== Records for processing ==
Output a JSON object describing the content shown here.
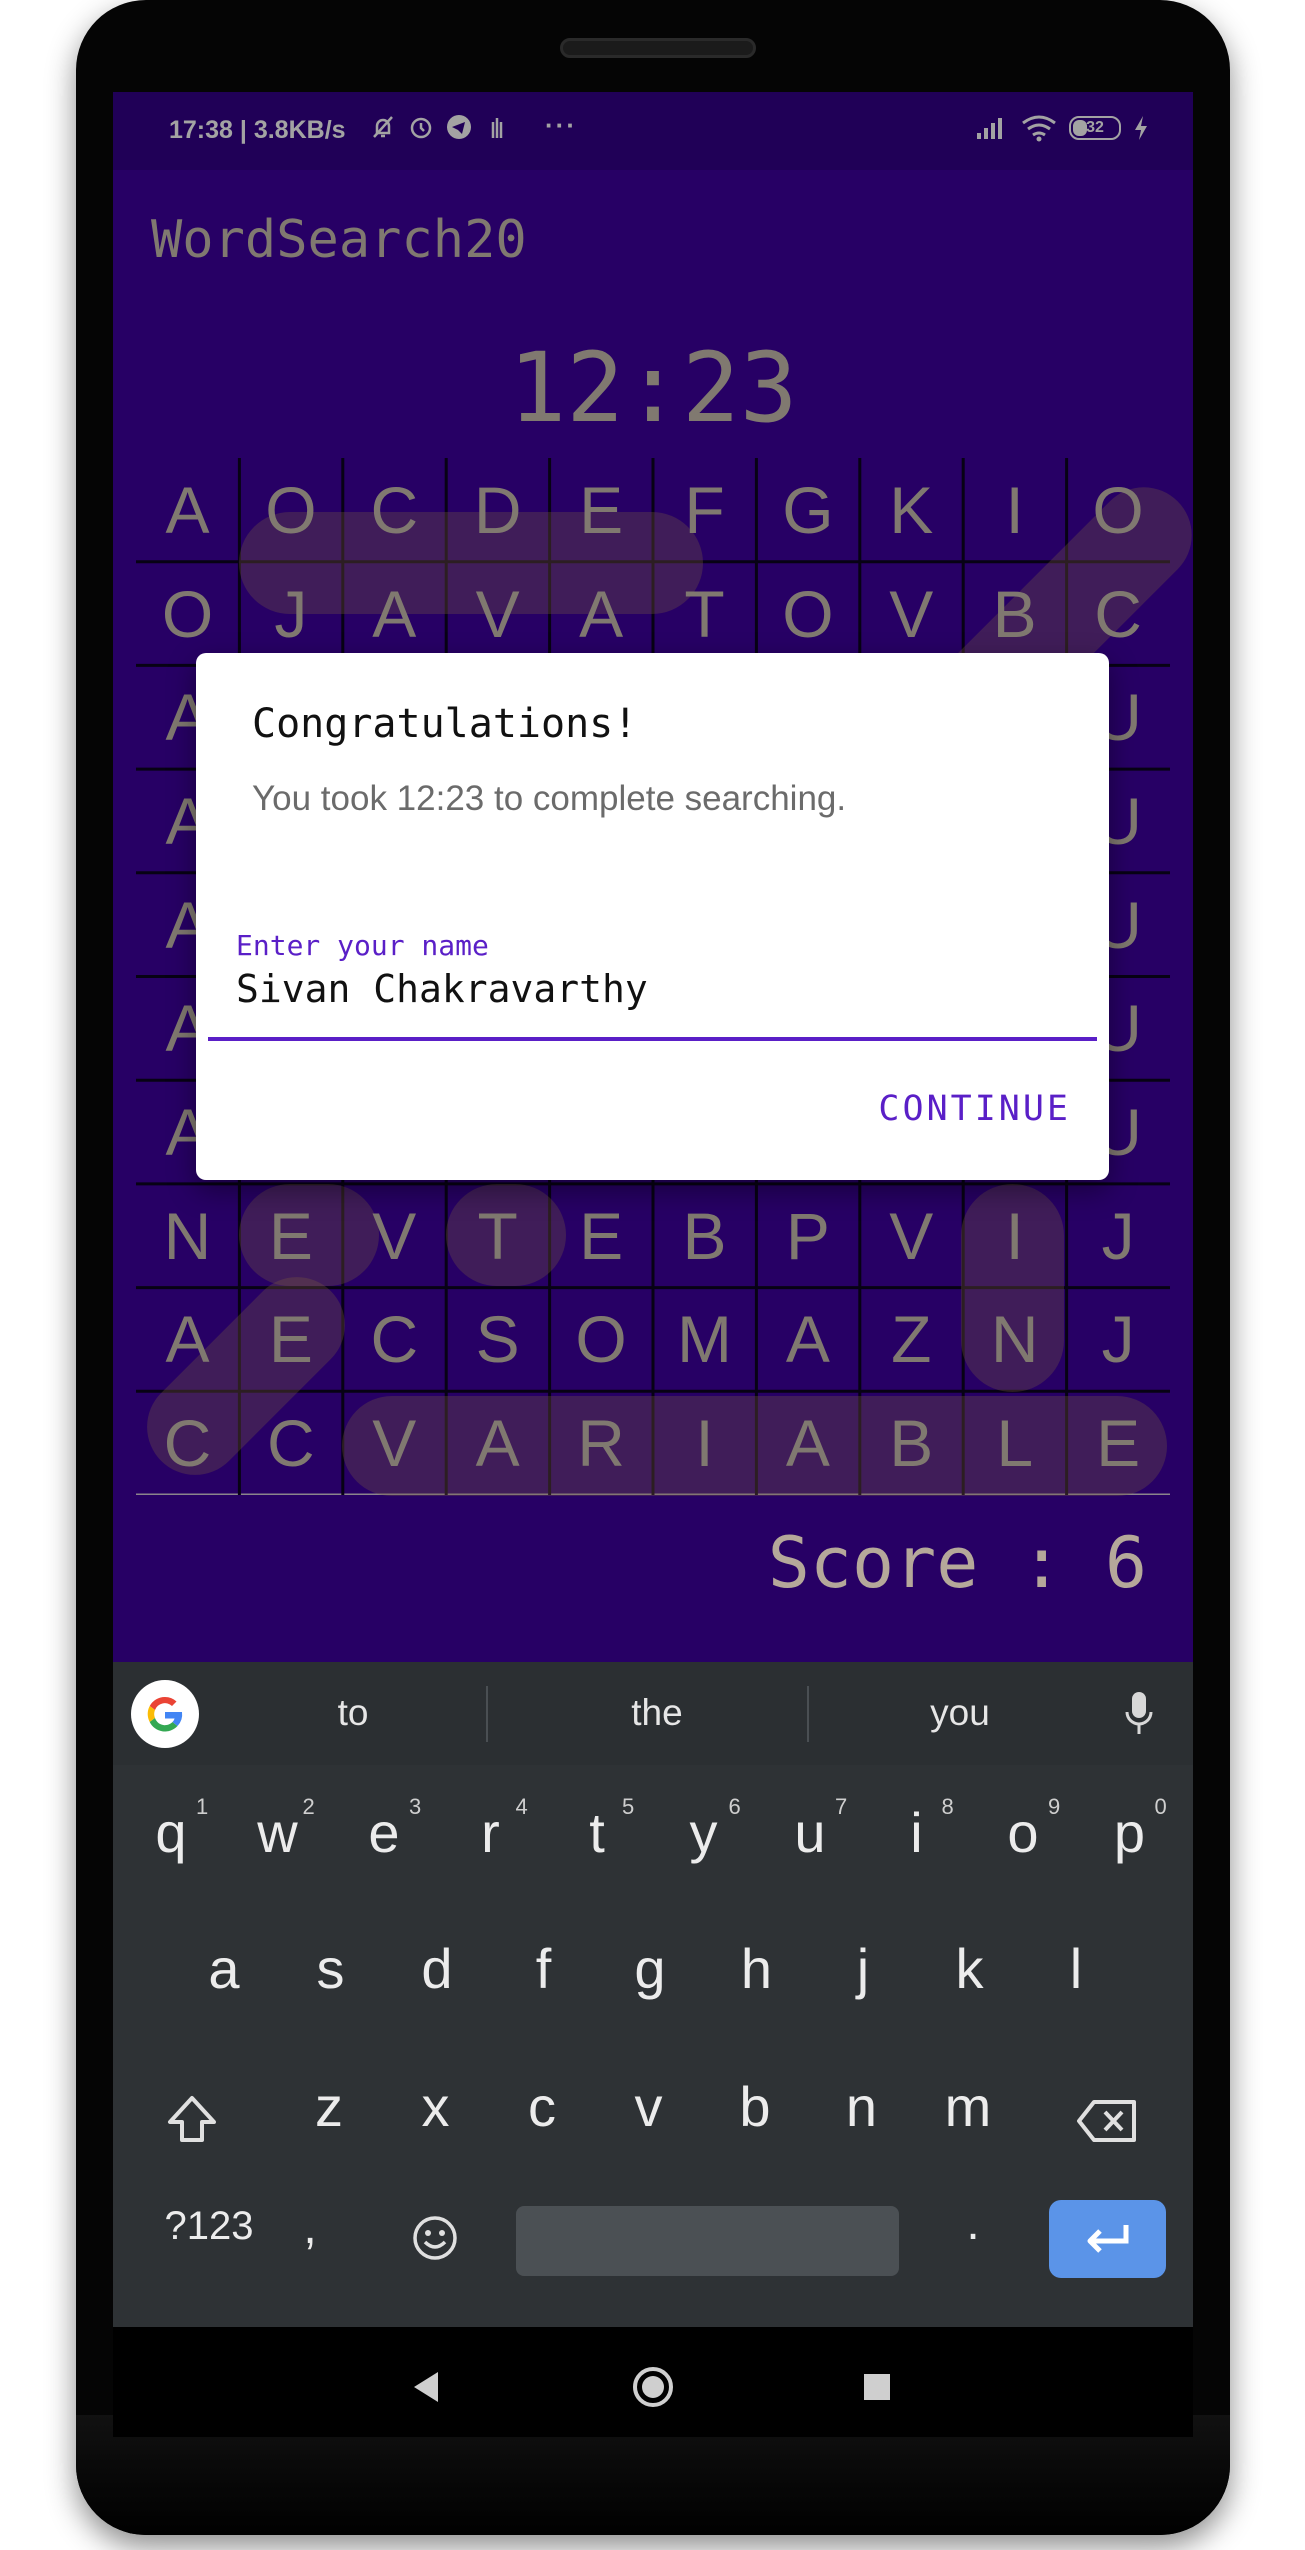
{
  "status_bar": {
    "time_speed": "17:38 | 3.8KB/s",
    "more": "···",
    "battery": "32",
    "icons": [
      "mute-bell-icon",
      "alarm-icon",
      "telegram-icon",
      "gesture-icon",
      "signal-icon",
      "wifi-icon",
      "battery-icon",
      "charging-bolt-icon"
    ]
  },
  "app": {
    "title": "WordSearch20",
    "timer": "12:23",
    "score": "Score : 6",
    "grid": [
      [
        "A",
        "O",
        "C",
        "D",
        "E",
        "F",
        "G",
        "K",
        "I",
        "O"
      ],
      [
        "O",
        "J",
        "A",
        "V",
        "A",
        "T",
        "O",
        "V",
        "B",
        "C"
      ],
      [
        "A",
        "",
        "",
        "",
        "",
        "",
        "",
        "",
        "",
        "U"
      ],
      [
        "A",
        "",
        "",
        "",
        "",
        "",
        "",
        "",
        "",
        "U"
      ],
      [
        "A",
        "",
        "",
        "",
        "",
        "",
        "",
        "",
        "",
        "U"
      ],
      [
        "A",
        "",
        "",
        "",
        "",
        "",
        "",
        "",
        "",
        "U"
      ],
      [
        "A",
        "",
        "",
        "",
        "",
        "",
        "",
        "",
        "",
        "U"
      ],
      [
        "N",
        "E",
        "V",
        "T",
        "E",
        "B",
        "P",
        "V",
        "I",
        "J"
      ],
      [
        "A",
        "E",
        "C",
        "S",
        "O",
        "M",
        "A",
        "Z",
        "N",
        "J"
      ],
      [
        "C",
        "C",
        "V",
        "A",
        "R",
        "I",
        "A",
        "B",
        "L",
        "E"
      ]
    ]
  },
  "dialog": {
    "title": "Congratulations!",
    "message": "You took 12:23 to complete searching.",
    "input_label": "Enter your name",
    "input_value": "Sivan Chakravarthy",
    "continue_label": "CONTINUE"
  },
  "keyboard": {
    "suggestions": [
      "to",
      "the",
      "you"
    ],
    "row1": [
      "q",
      "w",
      "e",
      "r",
      "t",
      "y",
      "u",
      "i",
      "o",
      "p"
    ],
    "row1_hints": [
      "1",
      "2",
      "3",
      "4",
      "5",
      "6",
      "7",
      "8",
      "9",
      "0"
    ],
    "row2": [
      "a",
      "s",
      "d",
      "f",
      "g",
      "h",
      "j",
      "k",
      "l"
    ],
    "row3": [
      "z",
      "x",
      "c",
      "v",
      "b",
      "n",
      "m"
    ],
    "symbols_label": "?123",
    "comma": ",",
    "period": ".",
    "accent_color": "#5b94e8"
  },
  "colors": {
    "app_background": "#3d009e",
    "accent": "#5a1fc7",
    "letters": "#c9bdb0"
  }
}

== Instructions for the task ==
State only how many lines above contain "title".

== Exercise response ==
2